N2 - Prokaryotes mostly lack membranous compartments that are typical of eukaryotic cells, but instead, they have various protein-based organelles. These include bacterial microcompartments like the carboxysome and the virus-like nanocompartment encapsulin. Encapsulins have an adaptable mechanism for enzyme packaging, which makes it an attractive platform to carry a foreign protein cargo. Here we investigate the assembly pathways and mechanical properties of the cargo-free and cargo-loaded nanocompartments, using a combination of native mass spectrometry, atomic force microscopy and multiscale computational molecular modeling. We show that encapsulin dimers assemble into rigid single-enzyme bacterial containers. Moreover, we demonstrate that cargo encapsulation has a mechanical impact on the shell. The structural similarity of encapsulins to virus capsids is reflected in their mechanical properties. With these robust mechanical properties encapsulins provide a suitable platform for the development of nanotechnological applications.

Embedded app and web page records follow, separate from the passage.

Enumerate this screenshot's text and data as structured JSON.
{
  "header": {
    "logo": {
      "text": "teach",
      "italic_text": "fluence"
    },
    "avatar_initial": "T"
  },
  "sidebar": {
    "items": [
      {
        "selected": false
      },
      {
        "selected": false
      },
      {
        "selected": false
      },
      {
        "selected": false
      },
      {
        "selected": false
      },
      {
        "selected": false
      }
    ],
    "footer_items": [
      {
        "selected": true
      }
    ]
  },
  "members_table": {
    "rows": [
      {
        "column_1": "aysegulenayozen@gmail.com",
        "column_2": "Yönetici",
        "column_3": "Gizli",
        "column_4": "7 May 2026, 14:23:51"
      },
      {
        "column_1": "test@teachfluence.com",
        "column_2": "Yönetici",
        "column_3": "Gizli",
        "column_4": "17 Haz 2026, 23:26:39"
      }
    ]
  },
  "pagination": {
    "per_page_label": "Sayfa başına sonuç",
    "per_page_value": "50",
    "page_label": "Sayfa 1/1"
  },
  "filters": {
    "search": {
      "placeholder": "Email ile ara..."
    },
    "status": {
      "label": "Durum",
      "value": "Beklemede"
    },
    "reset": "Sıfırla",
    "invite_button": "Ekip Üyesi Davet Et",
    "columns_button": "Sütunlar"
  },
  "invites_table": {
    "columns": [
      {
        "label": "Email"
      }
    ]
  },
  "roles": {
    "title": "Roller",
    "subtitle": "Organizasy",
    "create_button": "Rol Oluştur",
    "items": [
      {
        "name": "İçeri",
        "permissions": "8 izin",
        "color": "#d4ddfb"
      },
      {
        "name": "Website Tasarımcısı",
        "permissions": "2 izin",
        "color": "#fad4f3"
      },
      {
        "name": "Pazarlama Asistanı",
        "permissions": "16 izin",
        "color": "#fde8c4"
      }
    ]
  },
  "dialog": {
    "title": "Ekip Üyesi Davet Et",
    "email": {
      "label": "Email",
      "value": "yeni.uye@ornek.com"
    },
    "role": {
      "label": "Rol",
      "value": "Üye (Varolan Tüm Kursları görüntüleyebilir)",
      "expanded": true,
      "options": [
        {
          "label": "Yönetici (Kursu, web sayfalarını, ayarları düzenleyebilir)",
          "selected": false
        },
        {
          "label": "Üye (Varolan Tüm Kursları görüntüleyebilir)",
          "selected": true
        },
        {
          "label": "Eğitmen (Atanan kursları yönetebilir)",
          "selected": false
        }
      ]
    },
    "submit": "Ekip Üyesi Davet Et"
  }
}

AB - Prokaryotes mostly lack membranous compartments that are typical of eukaryotic cells, but instead, they have various protein-based organelles. These include bacterial microcompartments like the carboxysome and the virus-like nanocompartment encapsulin. Encapsulins have an adaptable mechanism for enzyme packaging, which makes it an attractive platform to carry a foreign protein cargo. Here we investigate the assembly pathways and mechanical properties of the cargo-free and cargo-loaded nanocompartments, using a combination of native mass spectrometry, atomic force microscopy and multiscale computational molecular modeling. We show that encapsulin dimers assemble into rigid single-enzyme bacterial containers. Moreover, we demonstrate that cargo encapsulation has a mechanical impact on the shell. The structural similarity of encapsulins to virus capsids is reflected in their mechanical properties. With these robust mechanical properties encapsulins provide a suitable platform for the development of nanotechnological applications.

KW - IR-103881

KW - METIS-320612

U2 - 10.1021/acs.biomac.6b00469

DO - 10.1021/acs.biomac.6b00469

M3 - Article

VL - 17

SP - 2522

EP - 2529

JO - Biomacromolecules

JF - Biomacromolecules

SN - 1525-7797

IS - 8

ER -